App and web page records
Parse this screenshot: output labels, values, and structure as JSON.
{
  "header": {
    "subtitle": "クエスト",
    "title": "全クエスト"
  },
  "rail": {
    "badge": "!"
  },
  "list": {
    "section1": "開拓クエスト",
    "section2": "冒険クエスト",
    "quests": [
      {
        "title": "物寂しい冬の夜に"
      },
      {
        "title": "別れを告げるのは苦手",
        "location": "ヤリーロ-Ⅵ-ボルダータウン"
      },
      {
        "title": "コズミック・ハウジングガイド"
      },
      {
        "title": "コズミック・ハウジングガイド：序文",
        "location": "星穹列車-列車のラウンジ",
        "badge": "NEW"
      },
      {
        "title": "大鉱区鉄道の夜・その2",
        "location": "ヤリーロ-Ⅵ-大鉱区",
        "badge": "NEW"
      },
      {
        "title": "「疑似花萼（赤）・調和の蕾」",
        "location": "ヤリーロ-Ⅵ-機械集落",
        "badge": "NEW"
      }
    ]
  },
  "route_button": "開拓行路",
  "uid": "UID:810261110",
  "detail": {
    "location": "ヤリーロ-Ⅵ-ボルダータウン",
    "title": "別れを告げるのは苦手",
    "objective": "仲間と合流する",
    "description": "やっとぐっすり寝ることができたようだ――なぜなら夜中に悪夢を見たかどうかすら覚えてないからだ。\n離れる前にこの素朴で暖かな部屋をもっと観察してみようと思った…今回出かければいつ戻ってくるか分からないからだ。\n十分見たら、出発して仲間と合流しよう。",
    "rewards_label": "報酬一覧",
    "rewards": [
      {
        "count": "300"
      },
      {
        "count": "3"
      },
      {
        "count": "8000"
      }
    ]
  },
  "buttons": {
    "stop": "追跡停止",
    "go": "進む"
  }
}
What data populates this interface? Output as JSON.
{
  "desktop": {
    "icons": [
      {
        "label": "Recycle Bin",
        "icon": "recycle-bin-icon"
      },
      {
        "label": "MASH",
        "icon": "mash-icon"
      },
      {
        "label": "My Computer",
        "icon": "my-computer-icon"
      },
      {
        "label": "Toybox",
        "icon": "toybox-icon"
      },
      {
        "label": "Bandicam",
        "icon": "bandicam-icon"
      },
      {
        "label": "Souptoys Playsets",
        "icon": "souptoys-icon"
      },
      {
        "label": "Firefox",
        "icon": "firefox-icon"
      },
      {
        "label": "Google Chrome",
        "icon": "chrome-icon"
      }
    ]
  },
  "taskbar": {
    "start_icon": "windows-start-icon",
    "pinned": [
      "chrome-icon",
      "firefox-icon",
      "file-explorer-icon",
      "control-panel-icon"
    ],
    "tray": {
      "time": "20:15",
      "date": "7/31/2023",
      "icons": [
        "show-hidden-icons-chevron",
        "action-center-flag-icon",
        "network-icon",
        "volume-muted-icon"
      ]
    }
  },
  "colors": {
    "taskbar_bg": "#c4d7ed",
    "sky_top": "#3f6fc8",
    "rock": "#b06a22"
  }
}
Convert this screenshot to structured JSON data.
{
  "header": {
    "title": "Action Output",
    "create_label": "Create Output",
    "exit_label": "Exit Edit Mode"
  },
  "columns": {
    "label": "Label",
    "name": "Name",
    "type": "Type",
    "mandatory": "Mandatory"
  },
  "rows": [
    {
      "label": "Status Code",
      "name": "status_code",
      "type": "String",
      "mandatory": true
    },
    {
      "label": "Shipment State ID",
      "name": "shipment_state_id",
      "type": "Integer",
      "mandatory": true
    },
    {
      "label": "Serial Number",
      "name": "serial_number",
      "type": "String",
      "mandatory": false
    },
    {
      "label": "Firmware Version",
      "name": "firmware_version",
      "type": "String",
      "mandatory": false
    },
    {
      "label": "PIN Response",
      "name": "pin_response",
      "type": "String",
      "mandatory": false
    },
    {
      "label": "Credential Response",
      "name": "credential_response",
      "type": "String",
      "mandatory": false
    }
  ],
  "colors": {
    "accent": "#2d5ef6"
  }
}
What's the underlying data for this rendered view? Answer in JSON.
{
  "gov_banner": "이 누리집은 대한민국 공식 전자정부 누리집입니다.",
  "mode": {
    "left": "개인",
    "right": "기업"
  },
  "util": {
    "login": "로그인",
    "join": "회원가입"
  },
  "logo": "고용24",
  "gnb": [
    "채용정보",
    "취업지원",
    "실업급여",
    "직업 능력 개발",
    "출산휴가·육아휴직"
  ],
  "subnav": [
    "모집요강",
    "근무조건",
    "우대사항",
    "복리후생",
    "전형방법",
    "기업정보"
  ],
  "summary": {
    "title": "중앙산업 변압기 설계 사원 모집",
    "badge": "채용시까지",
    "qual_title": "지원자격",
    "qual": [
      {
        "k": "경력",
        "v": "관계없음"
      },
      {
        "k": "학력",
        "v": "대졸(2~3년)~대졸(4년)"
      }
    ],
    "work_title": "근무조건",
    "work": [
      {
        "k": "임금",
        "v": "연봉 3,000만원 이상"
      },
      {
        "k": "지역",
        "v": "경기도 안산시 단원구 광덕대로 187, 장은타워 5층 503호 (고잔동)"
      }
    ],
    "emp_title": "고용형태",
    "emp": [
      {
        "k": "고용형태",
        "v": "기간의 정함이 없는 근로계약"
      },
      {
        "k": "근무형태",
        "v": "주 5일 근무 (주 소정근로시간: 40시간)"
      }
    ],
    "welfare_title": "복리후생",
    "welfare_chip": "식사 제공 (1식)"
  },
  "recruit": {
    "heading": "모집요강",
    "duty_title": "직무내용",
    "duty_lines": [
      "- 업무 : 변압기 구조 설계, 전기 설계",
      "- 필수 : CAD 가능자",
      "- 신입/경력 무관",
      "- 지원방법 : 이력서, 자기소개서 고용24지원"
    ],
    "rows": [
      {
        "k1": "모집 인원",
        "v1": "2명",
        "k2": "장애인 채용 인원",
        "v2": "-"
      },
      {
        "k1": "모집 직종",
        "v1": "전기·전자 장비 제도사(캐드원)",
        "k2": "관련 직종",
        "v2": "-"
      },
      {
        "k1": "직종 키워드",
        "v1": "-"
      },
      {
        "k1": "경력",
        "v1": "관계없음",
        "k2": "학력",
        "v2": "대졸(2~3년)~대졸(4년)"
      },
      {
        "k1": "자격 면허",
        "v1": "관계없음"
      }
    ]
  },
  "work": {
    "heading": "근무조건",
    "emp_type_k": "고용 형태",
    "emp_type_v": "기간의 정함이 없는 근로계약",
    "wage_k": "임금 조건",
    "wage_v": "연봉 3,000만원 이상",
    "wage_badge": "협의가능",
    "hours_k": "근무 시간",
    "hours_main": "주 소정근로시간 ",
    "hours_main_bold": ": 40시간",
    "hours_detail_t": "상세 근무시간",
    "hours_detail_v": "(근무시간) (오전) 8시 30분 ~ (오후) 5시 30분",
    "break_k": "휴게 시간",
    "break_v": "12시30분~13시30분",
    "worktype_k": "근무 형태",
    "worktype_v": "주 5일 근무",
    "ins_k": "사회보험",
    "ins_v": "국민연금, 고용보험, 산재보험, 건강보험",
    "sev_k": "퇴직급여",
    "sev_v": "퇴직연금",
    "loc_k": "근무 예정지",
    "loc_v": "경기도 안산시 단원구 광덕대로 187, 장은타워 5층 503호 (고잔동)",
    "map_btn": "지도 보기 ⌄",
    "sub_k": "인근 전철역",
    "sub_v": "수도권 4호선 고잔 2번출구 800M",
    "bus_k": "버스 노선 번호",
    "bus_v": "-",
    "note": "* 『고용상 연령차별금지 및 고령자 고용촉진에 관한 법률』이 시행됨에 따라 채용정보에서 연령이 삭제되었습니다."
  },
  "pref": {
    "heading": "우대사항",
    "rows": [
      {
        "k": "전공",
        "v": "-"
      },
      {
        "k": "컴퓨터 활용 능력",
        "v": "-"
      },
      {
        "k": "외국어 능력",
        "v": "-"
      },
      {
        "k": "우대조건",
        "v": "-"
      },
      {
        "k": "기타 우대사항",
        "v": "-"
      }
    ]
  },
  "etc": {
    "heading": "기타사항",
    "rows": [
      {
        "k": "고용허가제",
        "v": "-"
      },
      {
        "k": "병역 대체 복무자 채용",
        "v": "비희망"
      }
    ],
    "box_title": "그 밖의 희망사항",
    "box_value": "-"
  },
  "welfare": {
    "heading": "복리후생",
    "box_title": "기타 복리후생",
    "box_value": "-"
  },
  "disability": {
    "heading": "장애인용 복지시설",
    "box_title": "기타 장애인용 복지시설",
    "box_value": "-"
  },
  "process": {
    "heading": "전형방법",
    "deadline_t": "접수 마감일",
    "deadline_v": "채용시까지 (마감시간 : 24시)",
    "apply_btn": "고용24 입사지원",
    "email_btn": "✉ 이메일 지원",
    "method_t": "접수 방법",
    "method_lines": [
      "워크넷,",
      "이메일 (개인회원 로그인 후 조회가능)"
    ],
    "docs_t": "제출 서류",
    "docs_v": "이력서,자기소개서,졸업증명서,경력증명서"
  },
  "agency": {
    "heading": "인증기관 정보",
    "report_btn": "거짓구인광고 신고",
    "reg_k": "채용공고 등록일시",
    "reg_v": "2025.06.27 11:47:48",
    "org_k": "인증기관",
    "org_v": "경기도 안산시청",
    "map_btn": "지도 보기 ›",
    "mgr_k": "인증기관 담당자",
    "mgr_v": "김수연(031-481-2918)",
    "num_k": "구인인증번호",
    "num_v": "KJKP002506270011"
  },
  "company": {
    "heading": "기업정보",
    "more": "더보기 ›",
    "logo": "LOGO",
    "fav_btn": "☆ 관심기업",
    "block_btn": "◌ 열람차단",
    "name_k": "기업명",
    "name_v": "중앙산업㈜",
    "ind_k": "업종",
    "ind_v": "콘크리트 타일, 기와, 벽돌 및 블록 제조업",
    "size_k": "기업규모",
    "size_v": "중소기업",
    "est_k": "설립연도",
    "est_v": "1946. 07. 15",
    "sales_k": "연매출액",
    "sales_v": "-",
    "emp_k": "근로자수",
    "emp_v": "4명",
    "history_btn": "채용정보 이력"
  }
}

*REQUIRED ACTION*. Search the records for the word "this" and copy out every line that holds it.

*YOUR RESPONSE*.
Parse this screenshot: output labels, values, and structure as JSON.
What data populates this interface? Output as JSON.
Convert this screenshot to structured JSON data.
What's the underlying data for this rendered view? Answer in JSON.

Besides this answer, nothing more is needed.